[About this exercise]
Where the word "Zombicide" occurs in a line of the listing below, copy that line.

(Beginning of Supplied material)

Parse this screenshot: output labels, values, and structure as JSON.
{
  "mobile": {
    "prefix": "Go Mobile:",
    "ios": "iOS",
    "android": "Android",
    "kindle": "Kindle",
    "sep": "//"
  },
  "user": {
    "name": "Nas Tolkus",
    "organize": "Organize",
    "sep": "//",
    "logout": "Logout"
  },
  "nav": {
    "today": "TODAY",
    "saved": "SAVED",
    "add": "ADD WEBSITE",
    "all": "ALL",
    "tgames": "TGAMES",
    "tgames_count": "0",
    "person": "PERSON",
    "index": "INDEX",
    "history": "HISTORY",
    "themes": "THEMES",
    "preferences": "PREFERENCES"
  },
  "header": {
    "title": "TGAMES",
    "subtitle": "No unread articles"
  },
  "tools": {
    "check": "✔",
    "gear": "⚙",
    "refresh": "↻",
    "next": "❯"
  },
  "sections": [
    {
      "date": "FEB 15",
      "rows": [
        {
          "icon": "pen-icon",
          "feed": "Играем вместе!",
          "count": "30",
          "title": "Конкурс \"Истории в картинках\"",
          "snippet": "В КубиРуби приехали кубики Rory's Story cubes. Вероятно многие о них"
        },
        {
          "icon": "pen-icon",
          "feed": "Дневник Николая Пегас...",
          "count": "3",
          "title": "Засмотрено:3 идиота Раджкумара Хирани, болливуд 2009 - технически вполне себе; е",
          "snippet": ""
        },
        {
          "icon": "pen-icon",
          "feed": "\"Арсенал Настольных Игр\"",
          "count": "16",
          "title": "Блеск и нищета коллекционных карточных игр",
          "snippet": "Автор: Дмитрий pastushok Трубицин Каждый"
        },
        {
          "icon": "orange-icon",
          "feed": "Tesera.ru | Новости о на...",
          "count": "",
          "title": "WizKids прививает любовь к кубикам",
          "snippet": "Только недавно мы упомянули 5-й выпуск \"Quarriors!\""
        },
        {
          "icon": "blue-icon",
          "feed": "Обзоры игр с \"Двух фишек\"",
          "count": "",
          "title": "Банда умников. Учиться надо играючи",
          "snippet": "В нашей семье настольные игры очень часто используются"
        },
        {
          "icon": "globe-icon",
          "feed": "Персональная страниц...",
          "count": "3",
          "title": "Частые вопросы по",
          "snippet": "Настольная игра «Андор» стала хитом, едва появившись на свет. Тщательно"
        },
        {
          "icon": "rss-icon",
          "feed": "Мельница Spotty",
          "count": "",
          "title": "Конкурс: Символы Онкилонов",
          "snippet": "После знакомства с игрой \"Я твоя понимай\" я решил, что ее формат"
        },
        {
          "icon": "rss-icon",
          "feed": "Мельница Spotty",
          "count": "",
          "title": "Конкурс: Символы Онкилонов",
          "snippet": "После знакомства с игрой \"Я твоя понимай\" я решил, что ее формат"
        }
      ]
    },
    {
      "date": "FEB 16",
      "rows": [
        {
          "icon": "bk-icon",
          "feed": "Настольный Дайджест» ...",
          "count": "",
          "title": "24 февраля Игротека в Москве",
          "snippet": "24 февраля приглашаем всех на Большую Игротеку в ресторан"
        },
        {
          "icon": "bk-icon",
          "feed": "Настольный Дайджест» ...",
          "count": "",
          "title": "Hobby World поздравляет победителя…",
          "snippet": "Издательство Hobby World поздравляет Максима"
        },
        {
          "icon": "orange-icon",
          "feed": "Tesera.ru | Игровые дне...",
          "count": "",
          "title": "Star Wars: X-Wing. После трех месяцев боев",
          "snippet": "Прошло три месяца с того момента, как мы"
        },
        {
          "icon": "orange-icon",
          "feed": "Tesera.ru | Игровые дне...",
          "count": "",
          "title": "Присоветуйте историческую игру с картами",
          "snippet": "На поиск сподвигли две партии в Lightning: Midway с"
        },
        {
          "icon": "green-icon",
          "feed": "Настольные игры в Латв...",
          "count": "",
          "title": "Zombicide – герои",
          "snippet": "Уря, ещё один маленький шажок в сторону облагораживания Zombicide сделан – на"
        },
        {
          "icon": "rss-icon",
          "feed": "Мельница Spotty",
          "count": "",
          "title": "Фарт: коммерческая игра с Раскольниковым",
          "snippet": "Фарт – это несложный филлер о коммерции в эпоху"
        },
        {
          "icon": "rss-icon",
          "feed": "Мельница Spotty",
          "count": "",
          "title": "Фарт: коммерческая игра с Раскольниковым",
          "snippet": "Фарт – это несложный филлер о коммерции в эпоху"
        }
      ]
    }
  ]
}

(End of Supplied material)

[Finished exercise]
          "title": "Zombicide – герои",
          "snippet": "Уря, ещё один маленький шажок в сторону облагораживания Zombicide сделан – на"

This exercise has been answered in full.